2,200 SQFT x $11.50 / SQFT = $25,300 / Year.
Now, divide the result by 12 and the monthly base rent is $2,108.33.
($25,300 / Year) / (12 Months / Year) = $25,300 / 12 = $2,108.33
Obviously, because the landlord is offering a full service gross lease, the rent will be higher by, say, $200/month. Clearly, this makes the monthly rent payment equal to $2,308.33 for the first year. Additionally, the lease contains an escalation clause raising the rent each year by 2%. That means the rent rises to $2,354.50 after the first year.
Year 1 Monthly Rent: $2,200.00
Year 2 Monthly Rent: ($2,200.00 + $200.00) x 102% = $2,400.00 x 102% = $2,448.00
Year 3 Monthly Rent: ($2,448.00 + $200.00) x 102% = $2,648.00 x 102% = $2,700.96
Year 4 Monthly Rent: ($2,700.96 + $200.00) x 102% = $2,900.96 x 102% = $2,958.98
Year 5 Monthly Rent: ($2,958.98 + $200.00) x 102% = $3,158.98 x 102% = $3,222.16
Often, the rental agent takes a fee from the landlord. Typically, the fee is 6% for the first five (5) years, more or less.
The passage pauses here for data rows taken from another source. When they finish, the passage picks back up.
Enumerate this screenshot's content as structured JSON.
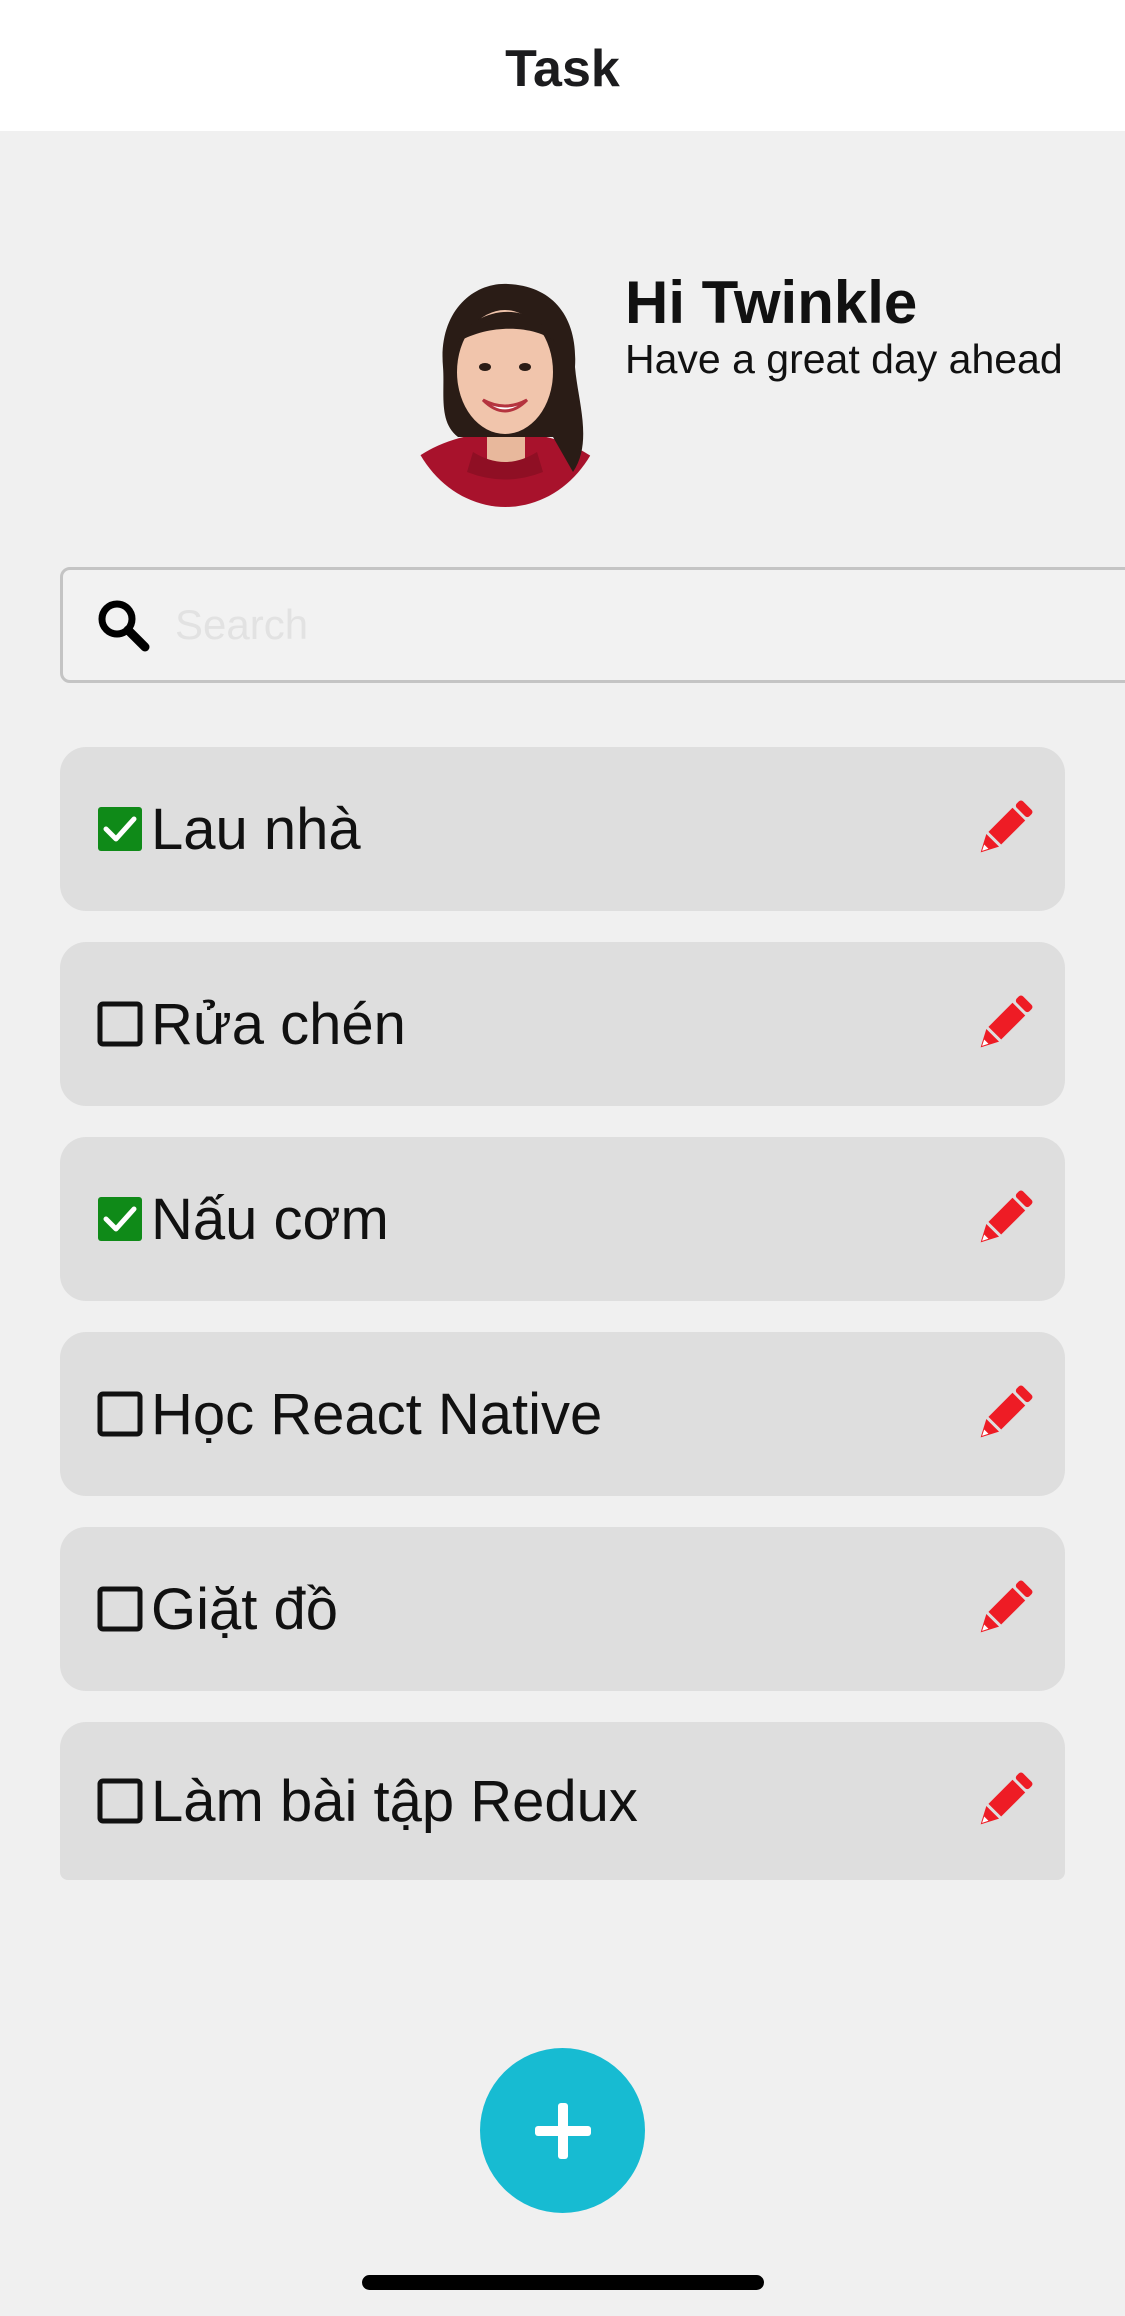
{
  "header": {
    "title": "Task"
  },
  "greeting": {
    "title": "Hi Twinkle",
    "subtitle": "Have a great day ahead"
  },
  "search": {
    "placeholder": "Search",
    "value": ""
  },
  "tasks": [
    {
      "label": "Lau nhà",
      "checked": true
    },
    {
      "label": "Rửa chén",
      "checked": false
    },
    {
      "label": "Nấu cơm",
      "checked": true
    },
    {
      "label": "Học React Native",
      "checked": false
    },
    {
      "label": "Giặt đồ",
      "checked": false
    },
    {
      "label": "Làm bài tập Redux",
      "checked": false
    }
  ],
  "icons": {
    "search": "search-icon",
    "edit": "pencil-icon",
    "checked": "checkbox-checked-icon",
    "unchecked": "checkbox-unchecked-icon",
    "add": "plus-icon"
  },
  "colors": {
    "accent": "#17bbd2",
    "edit": "#ee1c25",
    "checked": "#0f8a18",
    "card": "#dedede",
    "background": "#f0f0f0"
  }
}
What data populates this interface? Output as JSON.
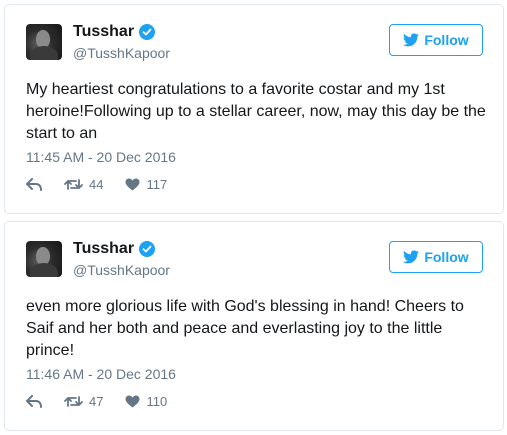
{
  "colors": {
    "accent": "#1da1f2",
    "secondary_text": "#657786",
    "border": "#e1e8ed"
  },
  "tweets": [
    {
      "display_name": "Tusshar",
      "handle": "@TusshKapoor",
      "follow_label": "Follow",
      "text": "My heartiest congratulations to a favorite costar and my 1st heroine!Following up to a stellar career, now, may this day be the start to an",
      "timestamp": "11:45 AM - 20 Dec 2016",
      "retweets": "44",
      "likes": "117"
    },
    {
      "display_name": "Tusshar",
      "handle": "@TusshKapoor",
      "follow_label": "Follow",
      "text": "even more glorious life with God's blessing in hand! Cheers to Saif and her both and peace and everlasting joy to the little prince!",
      "timestamp": "11:46 AM - 20 Dec 2016",
      "retweets": "47",
      "likes": "110"
    }
  ]
}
Thus, in our example, the agent’s fee is:
= 6% x 12 x ($2,200.00 + $2,448.00 + $2,700.96 + $2,958.98 + $3,222.16)
= 6% x 12 x ($13,530.10)
= 6% x $162,361.20
A Full Service Gross Lease is Win-Win
Both the landlord and the tenant can benefit from an FSG lease.
Benefit to Landlords
The landlord benefits from a full service gross lease because they get to control expenses. For example, the landlord might be finicky about common area maintenance, and would rather handle the CAM directly. The landlord can charge a higher rent for a full service gross lease, sometimes more than the cost differential. Furthermore, the landlord can put in an expense stop and/or escalation clause to ensure it caps the expense liability.
Benefit to Tenants
Tenants can avoid extraneous variable costs by agreeing to a full service gross lease. In this way, they can concentrate on their business and not the landlord’s business! Also, the tenant can avoid the responsibility for common area maintenance and a prorated amount for taxes and utilities.
Below is an online rent calculator. It has inputs for the area, total rental rate/square foot/year, and agent’s rate.
Frequently Asked Questions: FSG Lease
The different types of leases are full service gross leases, net leases and percentage leases. A triple-net lease requires the tenant to pay for property tax, insurance and common area maintenance. A percentage lease gives the tenant a lower base rent in return for a piece of the tenant’s gross. The landlord picks up all costs, including maintenance, insurance, property tax, utilities, and any other costs that may arise. In return, the landlord charges a rent that is costlier than a net lease. Yes, as long as it includes a way for the landlord to cap expenses. Usually, you accomplish this with an escalation clause or an expense stop. Either way, the tenant pays more money to compensate for the landlord’s loss to inflation. In a full service gross lease, the landlord picks up all the extra costs in return for a higher rent. Alternatively, in a gross modified lease, the tenant agrees to pay some expenses, as specifically spelled out in the lease terms. Of course, negotiations determine the exact split of expenses between the landlord and tenant.
The different types of leases are full service gross leases, net leases and percentage leases. A triple-net lease requires the tenant to pay for property tax, insurance and common area maintenance. A percentage lease gives the tenant a lower base rent in return for a piece of the tenant’s gross.
The landlord picks up all costs, including maintenance, insurance, property tax, utilities, and any other costs that may arise. In return, the landlord charges a rent that is costlier than a net lease.
Yes, as long as it includes a way for the landlord to cap expenses. Usually, you accomplish this with an escalation clause or an expense stop. Either way, the tenant pays more money to compensate for the landlord’s loss to inflation.
In a full service gross lease, the landlord picks up all the extra costs in return for a higher rent. Alternatively, in a gross modified lease, the tenant agrees to pay some expenses, as specifically spelled out in the lease terms. Of course, negotiations determine the exact split of expenses between the landlord and tenant.